Which of the lines in the listing that follows hold "placeholder"? Pull each one out.

%%

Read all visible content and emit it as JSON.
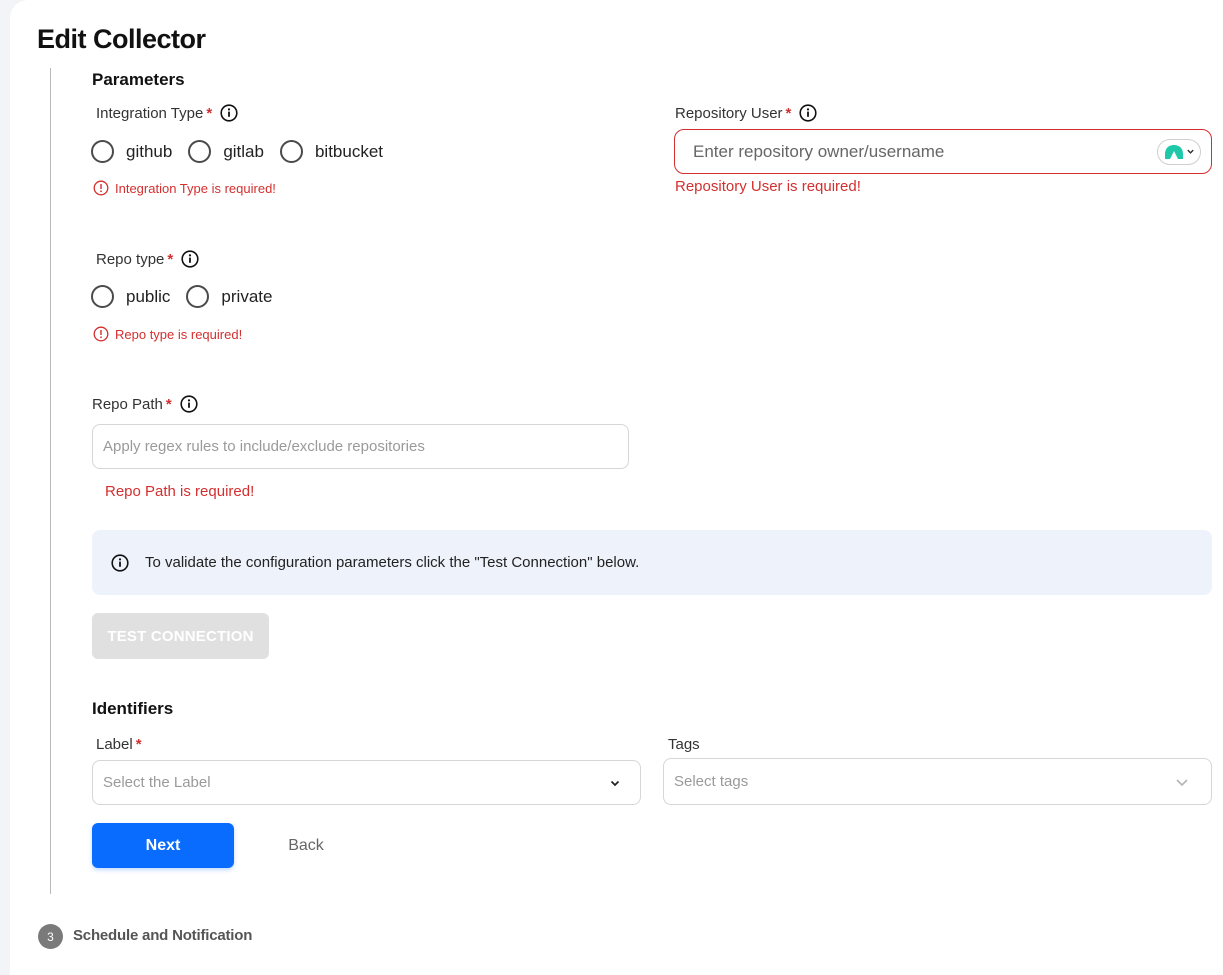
{
  "page": {
    "title": "Edit Collector"
  },
  "parameters": {
    "section_title": "Parameters",
    "integration_type": {
      "label": "Integration Type",
      "required_mark": "*",
      "options": [
        "github",
        "gitlab",
        "bitbucket"
      ],
      "error": "Integration Type is required!"
    },
    "repo_type": {
      "label": "Repo type",
      "required_mark": "*",
      "options": [
        "public",
        "private"
      ],
      "error": "Repo type is required!"
    },
    "repo_path": {
      "label": "Repo Path",
      "required_mark": "*",
      "placeholder": "Apply regex rules to include/exclude repositories",
      "value": "",
      "error": "Repo Path is required!"
    },
    "repository_user": {
      "label": "Repository User",
      "required_mark": "*",
      "placeholder": "Enter repository owner/username",
      "value": "",
      "error": "Repository User is required!"
    },
    "info_banner": "To validate the configuration parameters click the \"Test Connection\" below.",
    "test_connection_label": "TEST CONNECTION"
  },
  "identifiers": {
    "section_title": "Identifiers",
    "label_field": {
      "label": "Label",
      "required_mark": "*",
      "placeholder": "Select the Label"
    },
    "tags_field": {
      "label": "Tags",
      "placeholder": "Select tags"
    }
  },
  "actions": {
    "next_label": "Next",
    "back_label": "Back"
  },
  "steps": {
    "next_step_number": "3",
    "next_step_label": "Schedule and Notification"
  },
  "colors": {
    "accent": "#0a6cff",
    "error": "#d32f2f",
    "banner_bg": "#eef3fb",
    "disabled_button": "#e0e0e0"
  },
  "icons": {
    "info": "info-icon",
    "error": "error-circle-icon",
    "chevron": "chevron-down-icon",
    "extension": "password-manager-icon"
  }
}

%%

◆ **Result**:
      "placeholder": "Apply regex rules to include/exclude repositories",
      "placeholder": "Enter repository owner/username",
      "placeholder": "Select the Label"
      "placeholder": "Select tags"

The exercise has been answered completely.